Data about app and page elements
[Start of section]
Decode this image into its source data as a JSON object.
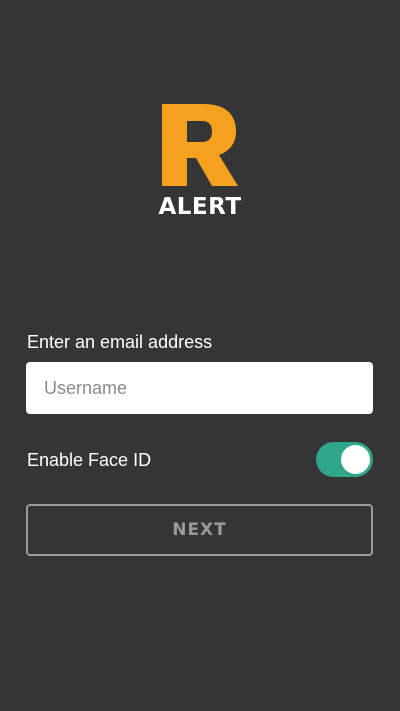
{
  "logo": {
    "letter": "R",
    "word": "ALERT",
    "accent_color": "#f4a11e"
  },
  "login": {
    "email_label": "Enter an email address",
    "email_value": "",
    "email_placeholder": "Username",
    "faceid_label": "Enable Face ID",
    "faceid_enabled": true,
    "toggle_color": "#2fa58a",
    "next_label": "NEXT"
  }
}
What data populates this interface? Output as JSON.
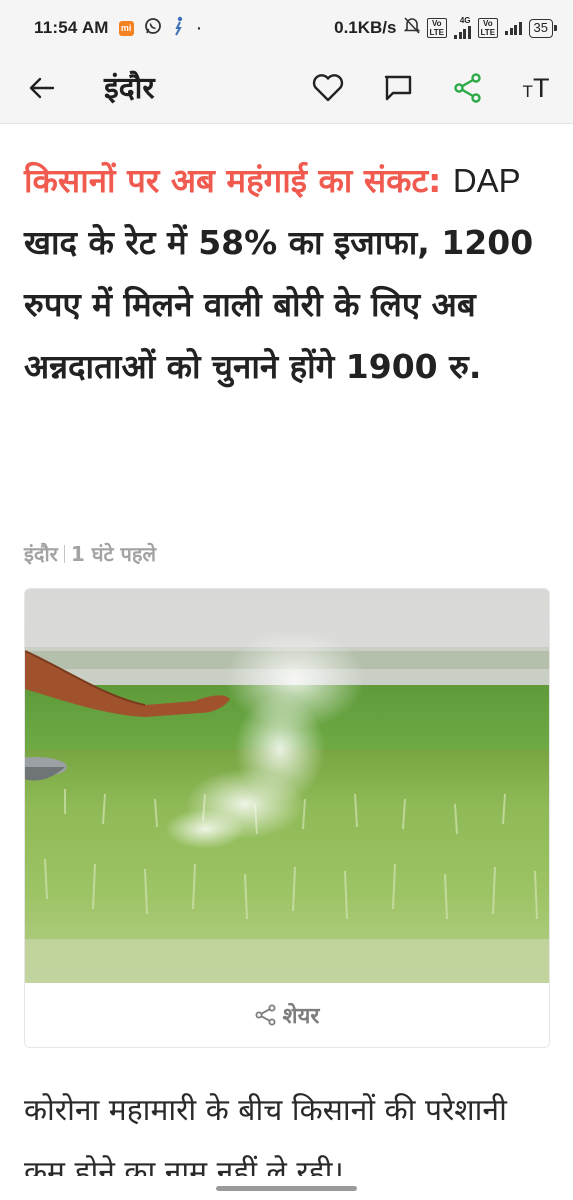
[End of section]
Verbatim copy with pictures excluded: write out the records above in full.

Decode this image into its source data as a JSON object.
{
  "logo": {
    "letter": "R",
    "word": "ALERT",
    "accent_color": "#f4a11e"
  },
  "login": {
    "email_label": "Enter an email address",
    "email_value": "",
    "email_placeholder": "Username",
    "faceid_label": "Enable Face ID",
    "faceid_enabled": true,
    "toggle_color": "#2fa58a",
    "next_label": "NEXT"
  }
}
What data populates this interface? Output as JSON.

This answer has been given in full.